  • The standard-issue plate from Hamilton County (738PAU) came in a trade from Dave Nicholson.
  • The LBH plate image is from the Indiana BMV, used with their blessing in an exchange whereby they're using some of my plates on their site. The 2009 standard plate is from Hamilton County.

2004-08: Flatter than a pancake?







You can well imagine people's shock and dismay when this plate came out.

And there was much gnashing and grinding of teeth, and wailing and moaning ... oh, wait, that's a different story. Sorry about that.

But as much as people really wanted to like this design, it lost about 90% of its appeal somewhere in the process between the design's victory in online voting against its rivals and production.

The original design bore the famed "Back Home Again" slogan, but somehow, someone at the BMV decided instead to put the state's web address, www.IN.gov there.

And that wasn't the half of it.

For the first time, Indiana's plates were completely FLAT, manufactured using 3M's Digital License Plate technology. Hideous numbers and letters, all the same size, looked NOTHING like what folks were used to. Even law enforcement complained.

Therefore, early on in the process, the design was changed and even the spacing of the numbers and letters was made to look more like what folks remembered from the past.

It was an improvement, but just barely.

The good news was that license branches -- of which there were fewer after Governor Mitch Daniels' minions got done revamping the BMV -- could store more plates in less space, and plates required less manpower, all of which saved the state money in the long run, I guess.

But this plate would prove to be only the first affront to Hoosiers' plate sensibilities. The ultimate assault was yet to come.

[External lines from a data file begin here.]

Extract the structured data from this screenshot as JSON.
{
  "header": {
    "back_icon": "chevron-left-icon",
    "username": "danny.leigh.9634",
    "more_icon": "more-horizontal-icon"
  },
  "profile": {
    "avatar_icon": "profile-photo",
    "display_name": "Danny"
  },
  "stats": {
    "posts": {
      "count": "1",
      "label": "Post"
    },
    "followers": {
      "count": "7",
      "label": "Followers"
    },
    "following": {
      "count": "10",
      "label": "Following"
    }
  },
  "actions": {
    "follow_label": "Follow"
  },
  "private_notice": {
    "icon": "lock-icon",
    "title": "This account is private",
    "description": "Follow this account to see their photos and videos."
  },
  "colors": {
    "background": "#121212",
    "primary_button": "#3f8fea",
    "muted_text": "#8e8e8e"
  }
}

Where they're from:
2004: Daviess County
2005-07: Spencer County (The 2007 plate was, once again, my mother's; it was issued for her 2001 PT Cruiser and later transferred to her 2006 Ford Freestyle SEL when she got tired of the Cruiser costing her a small fortune in minor repairs. Oh, well, that and the air conditioning crapped out on a 95-degree day. But that's another story for another time.)
2008: Tippecanoe County (This one, for the first time, came from my younger brother, Matt, who elected to remain in Lafayette after his graduation from Purdue University a few years ago. He now makes his home there with his wife and son.)

1999-2003 - The Crossroads of America

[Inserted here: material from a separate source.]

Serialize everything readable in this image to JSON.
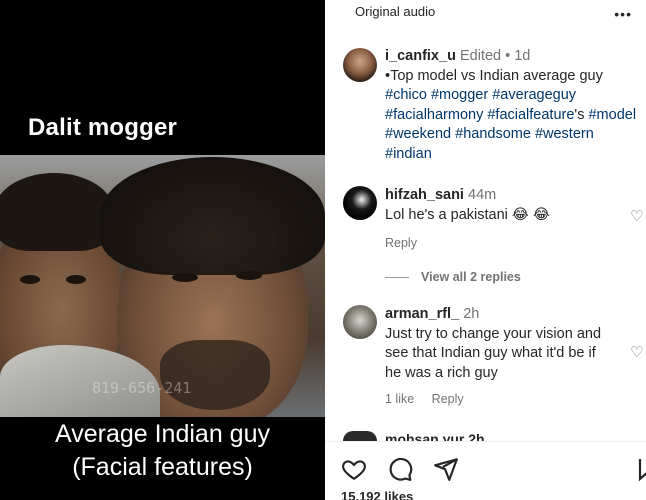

For 1999, Indiana issued another relatively plain but tasteful graphic design, this time featuring the most detailed depiction yet of the torch and stars design on the state flag.

By this point, the stamping dies were well and truly worn out, so it is not uncommon to find two -- or more -- different die types on the same plate!

The 2003 plate shown here is the last one issued to my late grandfather, retired Indiana State Police Lt. Max Bruggenschmidt (1922-2003). His plates carried the number 2400 from 1950 until his death from complications related to Alzheimer's disease.

Where they're from:
1999: Harrison County
2000: Noble County
2001: Allen County
2002 and 2003: Spencer County (The 2002 plate was Mom's once again; this time it was used on her 1997 Plymouth Voyager, and later on her 2001 Chrysler PT Cruiser Limited Edition.)